Hadžikadić, who came to the U.S. as a Fulbright Scholar at Southern Methodist University and to UNC Charlotte in 1987 as an assistant professor in computer sciences, is on a temporary leave of absence from his current University position as founding executive director of the Data Science Initiative and professor of software and information systems. The Presidential vote in Bosnia and Herzegovina is on Sunday, Oct. 7.
Bosnia Herzegovina has a complicated three-person presidency whose members collectively serve as head of state. According to the country’s constitution, the Presidency consists of one Bosniak, one Croat and one Serb. If successful, Hadžikadić will be the Bosniak president and will serve a four-year term.

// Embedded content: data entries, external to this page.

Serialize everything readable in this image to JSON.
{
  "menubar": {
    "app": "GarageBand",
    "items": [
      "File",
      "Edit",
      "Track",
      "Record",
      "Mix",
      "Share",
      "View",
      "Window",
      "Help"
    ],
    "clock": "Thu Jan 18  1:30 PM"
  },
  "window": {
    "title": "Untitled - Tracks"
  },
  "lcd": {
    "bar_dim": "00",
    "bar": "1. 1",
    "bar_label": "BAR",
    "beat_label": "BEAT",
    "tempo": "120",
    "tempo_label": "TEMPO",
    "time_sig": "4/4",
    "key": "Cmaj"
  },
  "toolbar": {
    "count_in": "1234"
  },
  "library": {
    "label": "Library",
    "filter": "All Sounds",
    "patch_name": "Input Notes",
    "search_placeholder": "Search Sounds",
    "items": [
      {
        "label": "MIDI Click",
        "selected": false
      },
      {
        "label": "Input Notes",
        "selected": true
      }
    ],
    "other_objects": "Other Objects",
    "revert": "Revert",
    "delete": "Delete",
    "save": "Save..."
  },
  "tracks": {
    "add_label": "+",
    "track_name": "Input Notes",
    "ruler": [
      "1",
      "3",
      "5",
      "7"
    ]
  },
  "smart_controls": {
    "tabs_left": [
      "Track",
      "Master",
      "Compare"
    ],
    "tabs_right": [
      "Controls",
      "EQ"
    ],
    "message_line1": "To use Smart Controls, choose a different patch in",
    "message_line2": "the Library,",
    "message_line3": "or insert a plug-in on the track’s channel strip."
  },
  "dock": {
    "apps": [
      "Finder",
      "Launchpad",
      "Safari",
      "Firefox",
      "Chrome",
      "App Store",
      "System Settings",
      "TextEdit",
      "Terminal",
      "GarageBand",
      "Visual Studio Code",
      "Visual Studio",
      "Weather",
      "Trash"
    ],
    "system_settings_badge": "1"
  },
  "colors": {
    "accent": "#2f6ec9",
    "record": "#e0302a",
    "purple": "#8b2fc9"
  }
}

Bosnia and Herzegovina is deeply divided along social, religious and cultural lines and, according to many observers, is increasingly at risk of dissolution and absorption by its neighbors, Serbia and Croatia. As a Bosnian, Hadžikadić wants his country to unite, to stand on its own, and eventually to be welcomed into the European Union and NATO. "I want to show that our differences can be a source of strength instead of a cause for hatred and division," he said.
• Wed., Sept. 26: The Political and Electoral Institutions of Bosnia and Herzegovina. Presenter: Dino Hadić, Doctoral candidate in political science, Washington University.

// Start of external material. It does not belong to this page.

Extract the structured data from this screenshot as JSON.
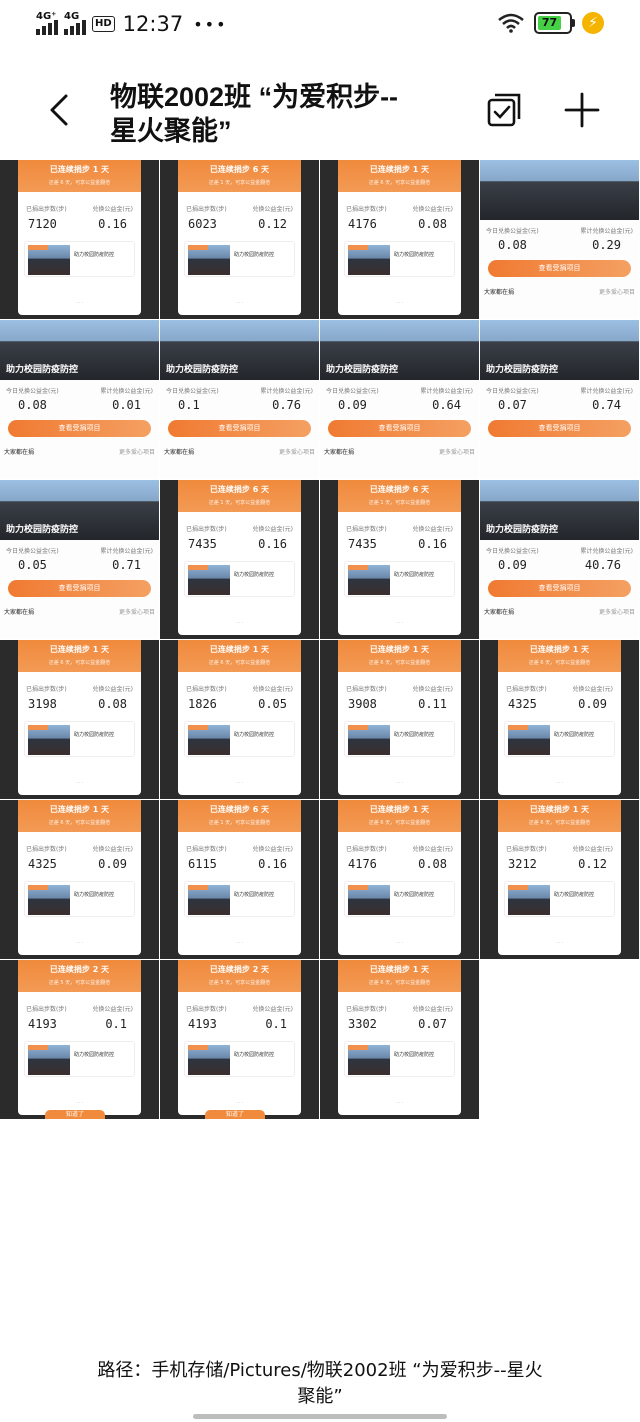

The lecture series is cosponsored by the Department of Global Studies, the College of Liberal Arts & Sciences, the College of Computing and Informatics and the Office of International Programs at UNC Charlotte.